New EPA Fugitive List = Pretty Useless

For indispensable reporting on the coronavirus crisis, the election, and more, subscribe to the Mother Jones Daily newsletter.


The EPA today released a new, “America’s Most Wanted”-style list of environmental fugitives. Many of the fugitives, who have been charged with everything from “illegal discharge of hazardous pollutants” to “illegal asbestos removal,” are suspected to have fled to countries like Syria and Denmark. Grant Nakayama, an official in the EPA’s enforcement division, said in a press release that “Putting this information on the EPA’s website will increase the number of ‘eyes’ looking for environmental fugitives.”

While portraying people who commit environmental crimes as serious criminals is definitely laudable, EPA enforcement has been almost completely toothless under the Bush administration. You gotta wonder if, even if they the EPA does get information on these fugitives, they’d actually try to convict them. According to the Associated Press, in 2008 the EPA opened 100 fewer criminal enforcement cases than they did in 2004. In 2006, it began shutting down its research libraries. As one senior EPA scientist, Wes Wilson, told us in the current issue, the EPA has moved far from its investigative past. “Now we sit around and basically do nothing,” he said.
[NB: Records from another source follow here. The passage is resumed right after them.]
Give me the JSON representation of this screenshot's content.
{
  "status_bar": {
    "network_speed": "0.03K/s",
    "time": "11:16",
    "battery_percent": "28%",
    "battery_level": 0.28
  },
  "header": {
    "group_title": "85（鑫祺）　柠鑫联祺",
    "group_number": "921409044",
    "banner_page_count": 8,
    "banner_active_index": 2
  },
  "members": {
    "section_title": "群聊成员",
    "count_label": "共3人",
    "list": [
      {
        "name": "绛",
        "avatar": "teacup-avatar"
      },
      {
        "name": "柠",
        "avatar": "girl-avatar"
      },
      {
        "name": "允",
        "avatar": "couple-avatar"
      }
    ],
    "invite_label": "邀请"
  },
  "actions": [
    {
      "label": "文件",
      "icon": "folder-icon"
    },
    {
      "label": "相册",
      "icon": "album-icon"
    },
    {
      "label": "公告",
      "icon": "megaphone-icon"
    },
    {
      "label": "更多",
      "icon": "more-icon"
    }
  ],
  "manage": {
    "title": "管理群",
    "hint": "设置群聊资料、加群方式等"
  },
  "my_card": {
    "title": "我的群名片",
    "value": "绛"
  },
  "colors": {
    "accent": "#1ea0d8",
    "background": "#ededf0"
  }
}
Not only is the EPA investigating fewer cases, it’s getting political interference on the cases it has pursued. According to a recently retired EPA official, the DOJ may have improperly shut down an investigation of a huge 2006 BP oil spill. Maybe the EPA is just treading water waiting for an Obama-related reorganization, but I couldn’t help but feel the list is a waste of resources without including more headshots of CEOs from oil and energy companies. Though CEOs aren’t fugitives, when it comes down to it, their corporations are the ones doing the major damage, not guys like Alessandro Giordano who “illegally imported automobiles that did not meet the United States emission standards.” For my taxpayer dollar, I’d prefer to see less energy spent looking for small-time criminals abroad, and more effort on catching those really big fish here at home.

DOES IT FEEL LIKE POLITICS IS AT A BREAKING POINT?

Headshot of Editor in Chief of Mother Jones, Clara Jeffery

It sure feels that way to me, and here at Mother Jones, we’ve been thinking a lot about what journalism needs to do differently, and how we can have the biggest impact.

We kept coming back to one word: corruption. Democracy and the rule of law being undermined by those with wealth and power for their own gain. So we're launching an ambitious Mother Jones Corruption Project to do deep, time-intensive reporting on systemic corruption, and asking the MoJo community to help crowdfund it.

We aim to hire, build a team, and give them the time and space needed to understand how we got here and how we might get out. We want to dig into the forces and decisions that have allowed massive conflicts of interest, influence peddling, and win-at-all-costs politics to flourish.

It's unlike anything we've done, and we have seed funding to get started, but we're looking to raise $500,000 from readers by July when we'll be making key budgeting decisions—and the more resources we have by then, the deeper we can dig. If our plan sounds good to you, please help kickstart it with a tax-deductible donation today.

Thanks for reading—whether or not you can pitch in today, or ever, I'm glad you're with us.

Signed by Clara Jeffery

Clara Jeffery, Editor-in-Chief

payment methods

We Recommend

Latest